Work to complete: Which lines below contain the word "this"? Copy each one.

Material for the task:
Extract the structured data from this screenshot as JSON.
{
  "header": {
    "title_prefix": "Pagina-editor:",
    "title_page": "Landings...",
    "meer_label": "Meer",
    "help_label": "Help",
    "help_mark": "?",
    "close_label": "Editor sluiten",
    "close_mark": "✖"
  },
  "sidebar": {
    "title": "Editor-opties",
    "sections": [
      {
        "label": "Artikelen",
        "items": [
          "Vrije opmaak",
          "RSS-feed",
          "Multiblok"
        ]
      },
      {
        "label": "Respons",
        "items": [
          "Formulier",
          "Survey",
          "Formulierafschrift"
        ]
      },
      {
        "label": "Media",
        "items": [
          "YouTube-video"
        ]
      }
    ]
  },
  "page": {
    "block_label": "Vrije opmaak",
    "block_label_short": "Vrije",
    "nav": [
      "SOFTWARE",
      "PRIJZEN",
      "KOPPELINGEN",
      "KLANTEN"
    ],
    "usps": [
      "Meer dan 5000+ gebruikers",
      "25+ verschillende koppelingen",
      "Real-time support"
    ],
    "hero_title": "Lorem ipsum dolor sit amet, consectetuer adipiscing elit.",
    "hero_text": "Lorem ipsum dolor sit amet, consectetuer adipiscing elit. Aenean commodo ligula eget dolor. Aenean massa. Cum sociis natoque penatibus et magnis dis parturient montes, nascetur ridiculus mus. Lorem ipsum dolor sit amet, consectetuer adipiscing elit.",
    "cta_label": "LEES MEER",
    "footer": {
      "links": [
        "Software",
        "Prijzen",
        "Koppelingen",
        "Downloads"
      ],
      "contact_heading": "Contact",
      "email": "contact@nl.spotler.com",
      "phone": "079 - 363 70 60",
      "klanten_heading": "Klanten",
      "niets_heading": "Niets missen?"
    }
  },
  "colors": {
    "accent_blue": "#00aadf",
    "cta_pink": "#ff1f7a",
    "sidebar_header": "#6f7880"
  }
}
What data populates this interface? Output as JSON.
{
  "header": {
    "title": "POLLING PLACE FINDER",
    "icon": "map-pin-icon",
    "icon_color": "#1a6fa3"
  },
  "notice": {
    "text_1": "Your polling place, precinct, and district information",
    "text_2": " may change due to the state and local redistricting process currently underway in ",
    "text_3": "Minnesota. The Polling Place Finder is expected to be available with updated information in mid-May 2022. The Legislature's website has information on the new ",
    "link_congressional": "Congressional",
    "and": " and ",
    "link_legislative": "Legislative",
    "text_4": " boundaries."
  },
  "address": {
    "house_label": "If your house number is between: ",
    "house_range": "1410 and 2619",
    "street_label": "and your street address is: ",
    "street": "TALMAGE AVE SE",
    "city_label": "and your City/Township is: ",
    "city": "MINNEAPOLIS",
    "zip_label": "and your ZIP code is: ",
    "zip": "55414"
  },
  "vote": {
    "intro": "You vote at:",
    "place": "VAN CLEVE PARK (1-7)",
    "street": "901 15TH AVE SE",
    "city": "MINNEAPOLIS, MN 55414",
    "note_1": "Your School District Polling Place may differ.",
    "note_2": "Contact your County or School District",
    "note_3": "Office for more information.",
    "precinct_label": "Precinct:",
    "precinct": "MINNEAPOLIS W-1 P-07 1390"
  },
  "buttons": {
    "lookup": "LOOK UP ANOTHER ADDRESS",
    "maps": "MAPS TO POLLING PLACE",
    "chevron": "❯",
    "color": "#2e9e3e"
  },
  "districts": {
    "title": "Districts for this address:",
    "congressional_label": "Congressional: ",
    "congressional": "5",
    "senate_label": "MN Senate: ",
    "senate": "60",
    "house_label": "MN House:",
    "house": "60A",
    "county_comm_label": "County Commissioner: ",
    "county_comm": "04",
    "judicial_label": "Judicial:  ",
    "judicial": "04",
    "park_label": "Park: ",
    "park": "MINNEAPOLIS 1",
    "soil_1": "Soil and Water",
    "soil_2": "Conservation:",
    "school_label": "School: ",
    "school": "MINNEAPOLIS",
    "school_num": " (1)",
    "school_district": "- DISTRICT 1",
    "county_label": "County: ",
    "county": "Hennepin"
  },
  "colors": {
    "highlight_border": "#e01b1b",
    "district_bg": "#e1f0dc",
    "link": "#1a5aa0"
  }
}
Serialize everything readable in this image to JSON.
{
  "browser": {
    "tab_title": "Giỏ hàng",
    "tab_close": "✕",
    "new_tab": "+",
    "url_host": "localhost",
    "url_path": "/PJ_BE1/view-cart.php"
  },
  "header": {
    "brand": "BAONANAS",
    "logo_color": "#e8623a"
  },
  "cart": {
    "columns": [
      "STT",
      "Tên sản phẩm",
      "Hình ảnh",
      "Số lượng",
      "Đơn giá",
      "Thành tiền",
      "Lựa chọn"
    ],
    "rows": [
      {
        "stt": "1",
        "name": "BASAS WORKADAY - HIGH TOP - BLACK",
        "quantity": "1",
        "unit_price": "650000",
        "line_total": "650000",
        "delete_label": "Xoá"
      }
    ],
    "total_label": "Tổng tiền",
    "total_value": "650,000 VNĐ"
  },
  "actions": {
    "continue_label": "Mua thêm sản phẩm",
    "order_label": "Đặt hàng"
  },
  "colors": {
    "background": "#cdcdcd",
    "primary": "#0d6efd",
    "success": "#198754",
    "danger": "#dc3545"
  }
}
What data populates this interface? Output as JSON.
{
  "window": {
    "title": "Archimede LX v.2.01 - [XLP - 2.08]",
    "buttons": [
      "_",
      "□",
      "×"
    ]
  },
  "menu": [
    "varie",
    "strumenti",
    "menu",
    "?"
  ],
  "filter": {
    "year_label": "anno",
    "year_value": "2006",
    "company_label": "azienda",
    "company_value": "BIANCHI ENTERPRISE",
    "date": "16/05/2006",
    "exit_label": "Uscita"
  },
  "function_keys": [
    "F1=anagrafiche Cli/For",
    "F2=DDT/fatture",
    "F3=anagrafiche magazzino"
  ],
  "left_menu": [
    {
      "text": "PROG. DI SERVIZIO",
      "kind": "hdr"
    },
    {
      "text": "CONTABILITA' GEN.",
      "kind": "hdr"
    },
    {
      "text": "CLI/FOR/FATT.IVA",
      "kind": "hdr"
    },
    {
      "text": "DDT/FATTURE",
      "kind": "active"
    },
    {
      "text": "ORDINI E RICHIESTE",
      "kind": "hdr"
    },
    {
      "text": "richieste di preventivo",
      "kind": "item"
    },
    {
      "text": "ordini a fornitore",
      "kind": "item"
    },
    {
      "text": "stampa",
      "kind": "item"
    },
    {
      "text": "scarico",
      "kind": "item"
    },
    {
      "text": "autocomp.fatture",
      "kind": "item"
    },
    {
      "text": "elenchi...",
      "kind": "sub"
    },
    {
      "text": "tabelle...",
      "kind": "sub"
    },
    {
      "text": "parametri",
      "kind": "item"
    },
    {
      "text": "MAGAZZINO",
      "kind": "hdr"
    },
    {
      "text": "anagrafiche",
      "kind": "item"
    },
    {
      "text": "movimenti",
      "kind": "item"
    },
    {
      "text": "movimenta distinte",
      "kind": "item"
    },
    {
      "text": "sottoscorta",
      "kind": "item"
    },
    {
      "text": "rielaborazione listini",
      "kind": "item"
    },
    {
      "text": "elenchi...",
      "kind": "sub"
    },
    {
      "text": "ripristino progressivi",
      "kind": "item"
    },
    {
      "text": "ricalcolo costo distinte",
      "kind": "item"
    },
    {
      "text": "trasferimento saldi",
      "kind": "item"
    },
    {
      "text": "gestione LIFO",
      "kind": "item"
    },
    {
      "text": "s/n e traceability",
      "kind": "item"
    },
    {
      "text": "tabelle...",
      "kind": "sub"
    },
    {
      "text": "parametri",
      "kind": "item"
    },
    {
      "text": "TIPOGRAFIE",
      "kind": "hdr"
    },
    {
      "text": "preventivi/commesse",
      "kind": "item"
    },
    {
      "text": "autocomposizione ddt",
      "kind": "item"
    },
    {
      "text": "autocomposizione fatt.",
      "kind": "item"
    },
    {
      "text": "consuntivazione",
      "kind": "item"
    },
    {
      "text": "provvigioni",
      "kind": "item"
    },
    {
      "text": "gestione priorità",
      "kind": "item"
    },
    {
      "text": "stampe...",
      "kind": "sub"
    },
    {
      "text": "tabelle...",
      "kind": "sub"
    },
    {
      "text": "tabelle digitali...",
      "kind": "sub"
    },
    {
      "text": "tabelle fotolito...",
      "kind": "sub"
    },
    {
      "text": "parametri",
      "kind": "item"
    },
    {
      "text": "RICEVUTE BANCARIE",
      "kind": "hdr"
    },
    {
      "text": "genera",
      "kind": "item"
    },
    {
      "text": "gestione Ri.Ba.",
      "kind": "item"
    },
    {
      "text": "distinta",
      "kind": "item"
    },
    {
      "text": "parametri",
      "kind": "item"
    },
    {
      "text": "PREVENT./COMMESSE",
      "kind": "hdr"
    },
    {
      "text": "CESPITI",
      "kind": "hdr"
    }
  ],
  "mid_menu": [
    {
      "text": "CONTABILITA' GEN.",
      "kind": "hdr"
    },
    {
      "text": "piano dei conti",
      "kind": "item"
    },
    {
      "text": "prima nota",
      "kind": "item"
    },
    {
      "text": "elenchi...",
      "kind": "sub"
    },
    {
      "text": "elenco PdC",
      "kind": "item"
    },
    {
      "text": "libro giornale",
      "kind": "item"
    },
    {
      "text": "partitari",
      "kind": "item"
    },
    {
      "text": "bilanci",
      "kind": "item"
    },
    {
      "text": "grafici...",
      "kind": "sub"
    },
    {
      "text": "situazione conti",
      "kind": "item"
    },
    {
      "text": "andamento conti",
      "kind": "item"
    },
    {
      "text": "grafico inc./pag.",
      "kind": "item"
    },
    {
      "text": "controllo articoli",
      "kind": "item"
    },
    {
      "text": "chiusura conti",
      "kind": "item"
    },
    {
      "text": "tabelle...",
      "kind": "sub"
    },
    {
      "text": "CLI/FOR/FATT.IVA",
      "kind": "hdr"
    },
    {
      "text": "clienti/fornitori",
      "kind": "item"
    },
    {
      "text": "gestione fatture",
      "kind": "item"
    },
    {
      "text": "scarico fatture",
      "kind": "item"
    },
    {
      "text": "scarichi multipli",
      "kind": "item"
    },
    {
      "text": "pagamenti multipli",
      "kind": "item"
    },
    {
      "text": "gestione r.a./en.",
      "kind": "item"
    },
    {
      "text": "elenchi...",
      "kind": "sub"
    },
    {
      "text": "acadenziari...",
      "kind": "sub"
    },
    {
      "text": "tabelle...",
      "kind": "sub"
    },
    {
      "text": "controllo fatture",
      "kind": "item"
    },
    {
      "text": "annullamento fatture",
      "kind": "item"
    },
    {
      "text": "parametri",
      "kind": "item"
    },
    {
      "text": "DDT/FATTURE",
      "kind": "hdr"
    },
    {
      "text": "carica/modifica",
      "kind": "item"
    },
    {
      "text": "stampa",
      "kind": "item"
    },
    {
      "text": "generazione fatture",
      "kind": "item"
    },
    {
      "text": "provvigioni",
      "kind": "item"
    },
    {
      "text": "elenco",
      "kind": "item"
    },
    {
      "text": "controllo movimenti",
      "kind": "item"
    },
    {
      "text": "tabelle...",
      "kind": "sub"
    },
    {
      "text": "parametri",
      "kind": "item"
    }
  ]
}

Task result:
Extract the structured data from this screenshot as JSON.
What data populates this interface? Output as JSON.
    "title": "Districts for this address:",
Serialize everything readable in this image to JSON.
What data populates this interface? Output as JSON.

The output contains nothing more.